If an eventuality described above in your offer is not satisfied, you usually have two options: renegotiate with the seller to obtain a mutual satisfaction point or withdraw the offer and terminate the contract. If the first one occurs, it is important to have the sales contract updated accordingly. If this happens, you can usually move away from the agreement and, depending on your agreement, recover your serious deposit. Part of the final process is to assess the property. During the creation of a mortgage for a home, the lender wants to know how much the property is worth. They want to make sure that the amount of money the bank lends to the buyer is no more than the home is worth, because the buyer is more likely to be unable to pay off the mortgage if they sell it on the way. Thus, the lender will bring in an expert on the property and determine its value. The auditor will also look at similar homes sold in the same area to ensure that the price offered is correct. Although oral adoption can lead to negotiations, it does not give you official “dibs” on a house, because, in general, only written agreements are legally binding for real estate. As noted above, an offer that can be considered “contractual” for the acquisition of real estate must be accepted in writing and signed by both parties.

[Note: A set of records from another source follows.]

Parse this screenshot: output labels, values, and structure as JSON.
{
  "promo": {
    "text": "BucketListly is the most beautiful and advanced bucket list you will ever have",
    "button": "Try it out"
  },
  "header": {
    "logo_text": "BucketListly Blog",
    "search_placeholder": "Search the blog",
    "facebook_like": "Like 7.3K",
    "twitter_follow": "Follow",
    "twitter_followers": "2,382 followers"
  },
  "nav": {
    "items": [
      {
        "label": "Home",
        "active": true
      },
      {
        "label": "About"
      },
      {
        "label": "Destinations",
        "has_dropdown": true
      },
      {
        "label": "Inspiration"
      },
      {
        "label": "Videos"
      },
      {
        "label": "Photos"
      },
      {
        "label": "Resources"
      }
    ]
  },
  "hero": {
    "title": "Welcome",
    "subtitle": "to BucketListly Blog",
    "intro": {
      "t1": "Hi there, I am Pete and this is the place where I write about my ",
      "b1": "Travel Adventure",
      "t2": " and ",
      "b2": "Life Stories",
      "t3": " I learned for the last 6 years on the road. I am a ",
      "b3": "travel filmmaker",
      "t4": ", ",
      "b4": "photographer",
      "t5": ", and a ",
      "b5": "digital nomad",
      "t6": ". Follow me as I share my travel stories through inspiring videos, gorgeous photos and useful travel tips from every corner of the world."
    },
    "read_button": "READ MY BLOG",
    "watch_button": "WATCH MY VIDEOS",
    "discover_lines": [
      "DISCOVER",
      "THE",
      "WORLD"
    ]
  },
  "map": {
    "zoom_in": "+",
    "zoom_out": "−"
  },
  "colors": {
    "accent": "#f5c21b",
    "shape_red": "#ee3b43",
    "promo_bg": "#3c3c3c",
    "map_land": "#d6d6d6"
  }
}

In simple terms, without a signed sales contract, legally, the contract does not exist. Depending on the details of the sale contract, the seller and buyer can contact third-party experts (i.e. pest inspectors, domestic inspectors, surveyors, licensed contractors, roofers and even engineers) to take a careful and impartial look at the overall structural condition of the home before purchase. These experts submit reports to the buyer. In case of material defects or repair problems/requests, the buyer will usually ask the seller to make the repairs at his own expense or to credit the costs in the purchase price. In this case, an “addition” to the sales contract is signed by the seller and buyer. You can negotiate the terms in a sales contract. At this point, the real estate agent representing the buyer usually sets up a trust with a trust company to complete all the paperwork. The seller sends each deposit cheque to the seller`s real estate agent (called “Listing Agent”) for deposit into the trust account. (The bond is generally used as a sign of good faith between the parties.) The buyer continues to complete all financing necessary to purchase the house. Perhaps you have also seen sales contracts that are considered: Today is the day! Everything is formalized.
You sign all the documents in a title office and receive the keys to your new home. You sign things like your credit insurance plan, your loan details and the sales contract. After signing up for a while, you can take the keys to your home. Congratulations! You`re an owner. Once the house is inspected, evaluated and the seller has agreed to resolve the problems encountered in the inspection, the sales contract is formalized and the mortgage insurers can begin to create the terms of the mortgage, or go through the “underwriting” process. Lenders will dig deep into your financial history to make sure you`re good at paying off your mortgages, and you have enough money to make a down payment and subsequent mortgage payments each month.